**AIM OF THE EXERCISE**
Beginning at the line containing "Convert this screenshot" and continuing to the end of the records below, give each line again exactly as it stands, and only those lines.

### GIVEN ENTRIES

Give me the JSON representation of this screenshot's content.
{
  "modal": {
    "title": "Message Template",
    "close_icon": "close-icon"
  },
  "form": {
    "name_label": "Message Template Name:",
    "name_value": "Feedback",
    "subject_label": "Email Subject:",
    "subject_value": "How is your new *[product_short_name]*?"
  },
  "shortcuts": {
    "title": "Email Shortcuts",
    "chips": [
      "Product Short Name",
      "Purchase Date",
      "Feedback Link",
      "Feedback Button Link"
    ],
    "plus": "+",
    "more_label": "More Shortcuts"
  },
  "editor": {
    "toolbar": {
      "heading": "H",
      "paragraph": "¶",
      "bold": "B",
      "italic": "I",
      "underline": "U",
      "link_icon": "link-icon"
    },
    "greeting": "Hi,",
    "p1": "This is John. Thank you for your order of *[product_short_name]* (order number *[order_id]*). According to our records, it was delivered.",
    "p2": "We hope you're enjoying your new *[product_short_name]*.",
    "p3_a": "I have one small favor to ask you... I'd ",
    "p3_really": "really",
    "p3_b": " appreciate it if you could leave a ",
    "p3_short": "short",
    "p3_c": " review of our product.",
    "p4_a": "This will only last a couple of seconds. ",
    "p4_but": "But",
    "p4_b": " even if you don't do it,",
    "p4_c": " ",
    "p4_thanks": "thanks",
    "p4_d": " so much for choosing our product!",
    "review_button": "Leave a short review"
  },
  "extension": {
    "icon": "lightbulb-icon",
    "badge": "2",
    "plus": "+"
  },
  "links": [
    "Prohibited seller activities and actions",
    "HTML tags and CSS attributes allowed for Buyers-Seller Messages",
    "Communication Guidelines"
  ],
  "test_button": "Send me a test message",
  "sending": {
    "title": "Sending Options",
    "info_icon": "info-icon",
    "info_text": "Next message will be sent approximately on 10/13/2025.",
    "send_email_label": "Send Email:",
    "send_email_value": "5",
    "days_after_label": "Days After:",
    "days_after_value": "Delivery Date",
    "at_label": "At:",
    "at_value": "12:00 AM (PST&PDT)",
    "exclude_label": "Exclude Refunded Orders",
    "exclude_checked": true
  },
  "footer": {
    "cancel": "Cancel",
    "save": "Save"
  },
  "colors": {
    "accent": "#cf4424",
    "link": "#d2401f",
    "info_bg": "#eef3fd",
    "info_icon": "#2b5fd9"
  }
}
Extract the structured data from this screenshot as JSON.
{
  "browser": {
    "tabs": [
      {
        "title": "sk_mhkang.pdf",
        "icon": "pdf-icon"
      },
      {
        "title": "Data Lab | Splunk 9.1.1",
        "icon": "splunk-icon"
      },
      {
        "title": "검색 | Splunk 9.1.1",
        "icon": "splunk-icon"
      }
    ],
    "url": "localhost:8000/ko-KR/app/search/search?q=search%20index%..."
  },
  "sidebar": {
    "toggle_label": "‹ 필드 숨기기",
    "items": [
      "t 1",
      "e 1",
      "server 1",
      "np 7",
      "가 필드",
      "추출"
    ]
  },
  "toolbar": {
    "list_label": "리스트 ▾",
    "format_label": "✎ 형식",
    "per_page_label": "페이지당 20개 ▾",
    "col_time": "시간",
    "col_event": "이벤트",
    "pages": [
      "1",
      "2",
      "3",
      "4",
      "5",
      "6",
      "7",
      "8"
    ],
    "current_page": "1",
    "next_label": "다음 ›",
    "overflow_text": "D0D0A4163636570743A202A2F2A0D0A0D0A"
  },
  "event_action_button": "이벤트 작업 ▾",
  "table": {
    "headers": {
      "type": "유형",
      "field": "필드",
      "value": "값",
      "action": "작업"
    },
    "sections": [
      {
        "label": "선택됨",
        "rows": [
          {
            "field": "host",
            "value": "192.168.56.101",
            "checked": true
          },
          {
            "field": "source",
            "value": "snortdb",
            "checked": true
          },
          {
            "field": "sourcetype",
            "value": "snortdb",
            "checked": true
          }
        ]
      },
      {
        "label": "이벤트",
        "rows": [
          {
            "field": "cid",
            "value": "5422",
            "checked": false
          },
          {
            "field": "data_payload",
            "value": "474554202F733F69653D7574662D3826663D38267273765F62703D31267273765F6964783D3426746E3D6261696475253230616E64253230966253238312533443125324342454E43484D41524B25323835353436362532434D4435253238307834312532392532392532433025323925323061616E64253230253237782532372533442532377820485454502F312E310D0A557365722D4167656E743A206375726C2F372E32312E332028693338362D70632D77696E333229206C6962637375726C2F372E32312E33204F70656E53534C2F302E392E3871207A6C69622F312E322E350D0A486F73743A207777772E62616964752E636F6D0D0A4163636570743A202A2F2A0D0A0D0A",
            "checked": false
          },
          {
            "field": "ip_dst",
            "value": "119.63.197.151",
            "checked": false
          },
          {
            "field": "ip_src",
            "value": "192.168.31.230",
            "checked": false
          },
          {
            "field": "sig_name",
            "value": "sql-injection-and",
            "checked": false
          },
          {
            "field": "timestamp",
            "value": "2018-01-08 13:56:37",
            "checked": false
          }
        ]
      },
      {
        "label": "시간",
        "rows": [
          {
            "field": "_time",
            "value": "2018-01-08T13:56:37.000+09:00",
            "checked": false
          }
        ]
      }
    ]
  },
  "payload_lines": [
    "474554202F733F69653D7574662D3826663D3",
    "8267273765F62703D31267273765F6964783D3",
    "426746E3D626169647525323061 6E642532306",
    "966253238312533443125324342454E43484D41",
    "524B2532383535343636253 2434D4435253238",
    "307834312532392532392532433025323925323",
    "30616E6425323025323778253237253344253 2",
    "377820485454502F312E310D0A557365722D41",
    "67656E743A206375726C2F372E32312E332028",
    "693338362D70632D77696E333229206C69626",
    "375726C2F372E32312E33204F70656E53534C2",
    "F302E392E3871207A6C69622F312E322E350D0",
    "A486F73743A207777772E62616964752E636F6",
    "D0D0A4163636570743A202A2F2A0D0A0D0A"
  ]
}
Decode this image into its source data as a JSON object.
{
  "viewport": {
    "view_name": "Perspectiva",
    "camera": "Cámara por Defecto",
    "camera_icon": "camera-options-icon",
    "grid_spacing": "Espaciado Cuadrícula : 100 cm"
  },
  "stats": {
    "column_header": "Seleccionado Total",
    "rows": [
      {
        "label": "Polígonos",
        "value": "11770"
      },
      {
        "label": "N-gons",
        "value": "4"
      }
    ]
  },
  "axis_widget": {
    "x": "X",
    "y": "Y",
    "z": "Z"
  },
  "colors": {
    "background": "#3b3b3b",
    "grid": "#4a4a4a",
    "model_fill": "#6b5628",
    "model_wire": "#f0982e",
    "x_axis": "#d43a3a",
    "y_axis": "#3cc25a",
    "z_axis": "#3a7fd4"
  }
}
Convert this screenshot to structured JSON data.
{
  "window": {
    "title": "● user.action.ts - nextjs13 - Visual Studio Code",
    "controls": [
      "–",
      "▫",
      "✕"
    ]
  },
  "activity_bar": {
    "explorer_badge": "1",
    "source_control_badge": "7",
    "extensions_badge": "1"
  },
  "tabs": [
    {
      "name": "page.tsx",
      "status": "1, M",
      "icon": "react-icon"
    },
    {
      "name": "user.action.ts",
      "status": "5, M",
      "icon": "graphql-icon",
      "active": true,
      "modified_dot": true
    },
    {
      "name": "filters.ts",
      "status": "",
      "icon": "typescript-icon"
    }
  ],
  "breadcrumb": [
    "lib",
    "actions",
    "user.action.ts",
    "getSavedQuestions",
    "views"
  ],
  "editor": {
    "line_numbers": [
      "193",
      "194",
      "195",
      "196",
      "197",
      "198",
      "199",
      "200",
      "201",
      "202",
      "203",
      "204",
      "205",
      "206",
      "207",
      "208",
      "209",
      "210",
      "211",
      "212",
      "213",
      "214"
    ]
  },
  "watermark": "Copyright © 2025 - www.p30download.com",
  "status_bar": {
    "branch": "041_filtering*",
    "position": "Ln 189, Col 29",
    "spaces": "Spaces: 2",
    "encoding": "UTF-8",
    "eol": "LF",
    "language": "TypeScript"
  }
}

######

**WRITTEN RESPONSE**
Convert this screenshot to structured JSON data.
{
  "window": {
    "title": "● user.action.ts - nextjs13 - Visual Studio Code",
    "controls": [
      "–",
      "▫",
      "✕"
    ]
  },
  "activity_bar": {
    "explorer_badge": "1",
    "source_control_badge": "7",
    "extensions_badge": "1"
  },
  "tabs": [
    {
      "name": "page.tsx",
      "status": "1, M",
      "icon": "react-icon"
    },
    {
      "name": "user.action.ts",
      "status": "5, M",
      "icon": "graphql-icon",
      "active": true,
      "modified_dot": true
    },
    {
      "name": "filters.ts",
      "status": "",
      "icon": "typescript-icon"
    }
  ],
  "breadcrumb": [
    "lib",
    "actions",
    "user.action.ts",
    "getSavedQuestions",
    "views"
  ],
  "editor": {
    "line_numbers": [
      "193",
      "194",
      "195",
      "196",
      "197",
      "198",
      "199",
      "200",
      "201",
      "202",
      "203",
      "204",
      "205",
      "206",
      "207",
      "208",
      "209",
      "210",
      "211",
      "212",
      "213",
      "214"
    ]
  },
  "watermark": "Copyright © 2025 - www.p30download.com",
  "status_bar": {
    "branch": "041_filtering*",
    "position": "Ln 189, Col 29",
    "spaces": "Spaces: 2",
    "encoding": "UTF-8",
    "eol": "LF",
    "language": "TypeScript"
  }
}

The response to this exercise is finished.